The Christian system is consistent as no other system that has ever been. It is beautiful beyond words, because it has that quality that no other system completely has—you begin at the beginning, and you can go to the end. It is as simple as that. And every part and portion of the system can be related back to the beginning. Whatever you discuss, to understand it properly, you just go back to the beginning and the whole thing is in its place. The beginning is simply that God exists and that He is the personal-infinite God. Our generation longs for the reality of personality, but it cannot understand it. But Christianity says personality is valid because personality has not just appeared in the universe, but rather is rooted in the personal God who has always been.
All too often, when we are talking to the lost world, we do not begin at the beginning and therefore the world stops listening.
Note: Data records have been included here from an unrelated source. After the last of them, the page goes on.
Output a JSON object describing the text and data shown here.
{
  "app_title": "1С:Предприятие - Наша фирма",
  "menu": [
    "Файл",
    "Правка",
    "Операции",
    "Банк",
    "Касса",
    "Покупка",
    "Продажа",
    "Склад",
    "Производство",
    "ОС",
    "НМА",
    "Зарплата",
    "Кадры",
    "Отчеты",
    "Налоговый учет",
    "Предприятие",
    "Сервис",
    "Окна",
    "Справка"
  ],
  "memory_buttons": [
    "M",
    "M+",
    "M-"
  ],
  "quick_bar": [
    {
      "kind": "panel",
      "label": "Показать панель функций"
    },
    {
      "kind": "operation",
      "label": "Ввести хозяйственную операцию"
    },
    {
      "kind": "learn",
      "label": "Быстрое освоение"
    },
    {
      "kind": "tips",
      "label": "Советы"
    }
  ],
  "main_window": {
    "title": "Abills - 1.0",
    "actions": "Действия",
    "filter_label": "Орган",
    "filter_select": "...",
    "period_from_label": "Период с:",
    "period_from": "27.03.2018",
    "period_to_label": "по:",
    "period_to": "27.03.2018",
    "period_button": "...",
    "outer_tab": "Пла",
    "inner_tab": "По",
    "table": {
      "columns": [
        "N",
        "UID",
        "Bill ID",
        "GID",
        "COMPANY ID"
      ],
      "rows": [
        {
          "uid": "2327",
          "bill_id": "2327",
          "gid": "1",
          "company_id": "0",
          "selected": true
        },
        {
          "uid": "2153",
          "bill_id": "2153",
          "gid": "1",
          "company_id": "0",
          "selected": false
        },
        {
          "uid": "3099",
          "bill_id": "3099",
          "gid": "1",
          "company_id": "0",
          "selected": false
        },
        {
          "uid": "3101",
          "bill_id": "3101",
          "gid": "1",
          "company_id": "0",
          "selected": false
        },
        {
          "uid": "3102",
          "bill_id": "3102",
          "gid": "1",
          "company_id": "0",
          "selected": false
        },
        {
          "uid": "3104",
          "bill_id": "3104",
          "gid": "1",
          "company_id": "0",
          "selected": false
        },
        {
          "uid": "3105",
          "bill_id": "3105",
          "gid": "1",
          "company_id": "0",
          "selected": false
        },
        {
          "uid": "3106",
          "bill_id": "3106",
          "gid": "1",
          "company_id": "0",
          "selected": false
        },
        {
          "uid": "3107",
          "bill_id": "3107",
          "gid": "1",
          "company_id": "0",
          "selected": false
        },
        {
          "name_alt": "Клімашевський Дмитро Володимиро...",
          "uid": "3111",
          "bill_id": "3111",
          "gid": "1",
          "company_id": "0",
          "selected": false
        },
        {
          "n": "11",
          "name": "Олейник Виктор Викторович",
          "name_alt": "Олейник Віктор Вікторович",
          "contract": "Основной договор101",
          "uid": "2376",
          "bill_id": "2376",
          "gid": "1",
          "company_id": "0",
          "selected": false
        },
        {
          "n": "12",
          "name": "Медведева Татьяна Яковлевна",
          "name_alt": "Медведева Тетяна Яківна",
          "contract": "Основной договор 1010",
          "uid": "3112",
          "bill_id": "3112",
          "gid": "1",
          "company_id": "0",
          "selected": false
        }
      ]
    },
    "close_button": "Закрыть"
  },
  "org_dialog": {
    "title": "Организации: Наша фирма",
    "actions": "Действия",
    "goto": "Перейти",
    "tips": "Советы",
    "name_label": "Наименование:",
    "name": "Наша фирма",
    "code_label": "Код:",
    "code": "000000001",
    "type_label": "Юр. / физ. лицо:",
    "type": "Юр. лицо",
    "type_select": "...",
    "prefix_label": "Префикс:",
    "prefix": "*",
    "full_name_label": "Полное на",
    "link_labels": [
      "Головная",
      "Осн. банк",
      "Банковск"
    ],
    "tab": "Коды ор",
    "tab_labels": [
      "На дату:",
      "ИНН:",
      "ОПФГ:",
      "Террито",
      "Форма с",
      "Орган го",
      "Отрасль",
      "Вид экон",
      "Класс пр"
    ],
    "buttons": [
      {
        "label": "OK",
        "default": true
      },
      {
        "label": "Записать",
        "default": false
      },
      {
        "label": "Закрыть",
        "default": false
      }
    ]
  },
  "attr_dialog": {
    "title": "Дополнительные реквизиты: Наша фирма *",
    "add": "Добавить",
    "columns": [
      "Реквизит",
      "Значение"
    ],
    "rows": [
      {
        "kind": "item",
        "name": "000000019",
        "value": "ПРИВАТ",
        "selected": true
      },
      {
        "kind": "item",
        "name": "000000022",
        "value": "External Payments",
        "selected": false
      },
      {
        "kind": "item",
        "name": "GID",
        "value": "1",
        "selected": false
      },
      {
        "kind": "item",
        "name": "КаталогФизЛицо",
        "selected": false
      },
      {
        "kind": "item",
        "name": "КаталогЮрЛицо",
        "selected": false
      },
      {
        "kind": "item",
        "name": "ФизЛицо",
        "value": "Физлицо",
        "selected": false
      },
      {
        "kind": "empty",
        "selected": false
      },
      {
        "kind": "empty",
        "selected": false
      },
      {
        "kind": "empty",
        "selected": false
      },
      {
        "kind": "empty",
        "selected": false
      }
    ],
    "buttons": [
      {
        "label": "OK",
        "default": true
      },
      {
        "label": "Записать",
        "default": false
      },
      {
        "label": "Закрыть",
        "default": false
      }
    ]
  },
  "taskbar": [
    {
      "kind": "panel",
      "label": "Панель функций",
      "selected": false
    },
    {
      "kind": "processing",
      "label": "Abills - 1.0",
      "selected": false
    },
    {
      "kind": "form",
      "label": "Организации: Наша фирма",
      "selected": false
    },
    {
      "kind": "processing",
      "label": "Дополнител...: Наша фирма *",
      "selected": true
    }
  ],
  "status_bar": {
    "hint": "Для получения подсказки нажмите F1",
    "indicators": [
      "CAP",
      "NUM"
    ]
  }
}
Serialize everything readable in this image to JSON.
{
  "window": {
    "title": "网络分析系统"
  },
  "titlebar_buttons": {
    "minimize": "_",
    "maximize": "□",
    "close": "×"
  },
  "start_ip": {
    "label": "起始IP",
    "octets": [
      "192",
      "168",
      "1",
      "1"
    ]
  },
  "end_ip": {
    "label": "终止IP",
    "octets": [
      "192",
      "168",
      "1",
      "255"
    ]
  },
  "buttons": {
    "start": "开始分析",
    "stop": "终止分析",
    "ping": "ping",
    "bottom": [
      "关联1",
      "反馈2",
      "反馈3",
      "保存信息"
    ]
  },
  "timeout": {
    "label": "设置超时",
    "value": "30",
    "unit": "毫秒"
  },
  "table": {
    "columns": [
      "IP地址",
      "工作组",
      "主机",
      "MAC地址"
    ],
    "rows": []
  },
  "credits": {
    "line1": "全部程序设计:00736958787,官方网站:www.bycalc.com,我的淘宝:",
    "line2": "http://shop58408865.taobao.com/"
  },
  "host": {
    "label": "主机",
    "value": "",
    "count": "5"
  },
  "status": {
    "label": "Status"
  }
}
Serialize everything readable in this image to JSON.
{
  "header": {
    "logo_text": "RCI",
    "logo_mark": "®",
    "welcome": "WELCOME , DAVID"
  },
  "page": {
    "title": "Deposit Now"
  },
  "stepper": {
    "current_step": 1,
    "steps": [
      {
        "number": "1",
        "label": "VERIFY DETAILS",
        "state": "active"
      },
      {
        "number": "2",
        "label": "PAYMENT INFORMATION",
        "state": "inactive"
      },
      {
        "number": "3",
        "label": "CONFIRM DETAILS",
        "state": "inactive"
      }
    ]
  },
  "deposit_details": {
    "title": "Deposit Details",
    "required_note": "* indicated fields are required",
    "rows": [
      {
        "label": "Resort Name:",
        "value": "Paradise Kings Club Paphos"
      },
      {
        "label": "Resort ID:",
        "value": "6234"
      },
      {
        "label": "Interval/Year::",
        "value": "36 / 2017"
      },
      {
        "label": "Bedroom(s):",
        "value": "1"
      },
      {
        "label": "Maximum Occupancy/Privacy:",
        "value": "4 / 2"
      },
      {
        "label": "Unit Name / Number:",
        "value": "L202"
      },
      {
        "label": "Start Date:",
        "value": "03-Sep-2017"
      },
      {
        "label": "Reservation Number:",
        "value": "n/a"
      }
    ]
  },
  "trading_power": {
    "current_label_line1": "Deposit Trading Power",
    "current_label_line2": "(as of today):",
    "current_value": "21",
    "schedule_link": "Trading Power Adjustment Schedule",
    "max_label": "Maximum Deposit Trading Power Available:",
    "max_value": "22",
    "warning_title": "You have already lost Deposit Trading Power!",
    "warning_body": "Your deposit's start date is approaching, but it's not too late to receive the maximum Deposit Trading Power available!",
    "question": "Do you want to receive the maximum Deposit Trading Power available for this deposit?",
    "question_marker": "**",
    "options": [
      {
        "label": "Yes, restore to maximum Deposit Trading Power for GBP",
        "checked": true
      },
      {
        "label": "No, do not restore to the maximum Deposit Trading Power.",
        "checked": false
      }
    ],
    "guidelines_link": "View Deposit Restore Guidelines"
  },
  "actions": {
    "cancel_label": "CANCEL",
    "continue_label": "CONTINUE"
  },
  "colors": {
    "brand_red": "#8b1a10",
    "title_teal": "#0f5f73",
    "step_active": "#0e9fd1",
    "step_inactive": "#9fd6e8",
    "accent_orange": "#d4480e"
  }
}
Without this emphasis on personality we cannot expect people really to listen, because without this the concept of salvation is suspended in a vacuum.
If we understand this, we understand the meaning of life. The meaning of life does not end with justication, but is seen in the reality that when we accept Christ as our Savior in the true biblical sense, our personal relationship with the personal God is restored. Every place we turn in Christianity we find that we are brought face to face with the wonder of personality—the very opposite of the dilemma and the sorrow of modern man who finds no meaning in personality. Consider the words of Paul, ‘The grace of the Lord Jesus Christ, and the love of God, and the communion of the Holy Ghost be with you all.’ It is the personal to which we are brought. First of all there is the personal relationship with God Himself—this is the most wonderful, and is not just in Heaven but is substantially real in practice now. When we understand our calling, it is not only true but beautiful—and it should be exciting. It is hard to understand how an orthodox, evangelical, Bible-believing Christian can fall to be excited. The answers in the realm of the intellect should make us overwhelmingly excited. But more than this, we are returned to a personal relationship with the God who is there. If we are unexcited Christians, we should go back and see what is wrong. We are surrounded by a generation that can find ‘no one home’ in the universe. If anything marks our generation, it is this. In contrast to this, as a Christian I know who I am; and I know the personal God who is there. I speak, and He hears. I am not surrounded by mere mass, nor only energy particles, but He is there. And if I have accepted Christ as my Savior, then though it will not be perfect in this life, yet moment by moment, on the basis of the finished work of Christ, this person to person relationship with the God who is there can have reality to me. —Francis Schaeffer, The God Who is There